### Exercise details
Report each line of the data that contains the string "your".

━━━━

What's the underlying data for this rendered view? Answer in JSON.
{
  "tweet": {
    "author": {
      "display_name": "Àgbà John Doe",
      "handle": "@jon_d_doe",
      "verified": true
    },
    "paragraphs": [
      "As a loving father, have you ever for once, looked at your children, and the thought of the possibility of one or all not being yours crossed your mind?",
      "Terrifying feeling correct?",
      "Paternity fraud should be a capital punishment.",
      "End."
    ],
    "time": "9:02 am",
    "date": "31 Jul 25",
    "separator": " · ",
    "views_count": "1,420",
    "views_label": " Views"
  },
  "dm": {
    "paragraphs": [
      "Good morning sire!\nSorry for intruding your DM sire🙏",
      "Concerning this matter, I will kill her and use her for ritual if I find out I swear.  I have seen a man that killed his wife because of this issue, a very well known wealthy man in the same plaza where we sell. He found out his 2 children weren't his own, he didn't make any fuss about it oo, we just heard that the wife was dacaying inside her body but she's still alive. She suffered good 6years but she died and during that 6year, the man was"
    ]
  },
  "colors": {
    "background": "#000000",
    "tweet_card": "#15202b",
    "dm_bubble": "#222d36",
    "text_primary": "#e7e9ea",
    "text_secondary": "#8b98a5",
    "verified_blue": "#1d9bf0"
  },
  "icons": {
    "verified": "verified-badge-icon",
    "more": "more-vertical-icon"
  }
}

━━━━

### Solution below
      "As a loving father, have you ever for once, looked at your children, and the thought of the possibility of one or all not being yours crossed your mind?",
      "Good morning sire!\nSorry for intruding your DM sire🙏",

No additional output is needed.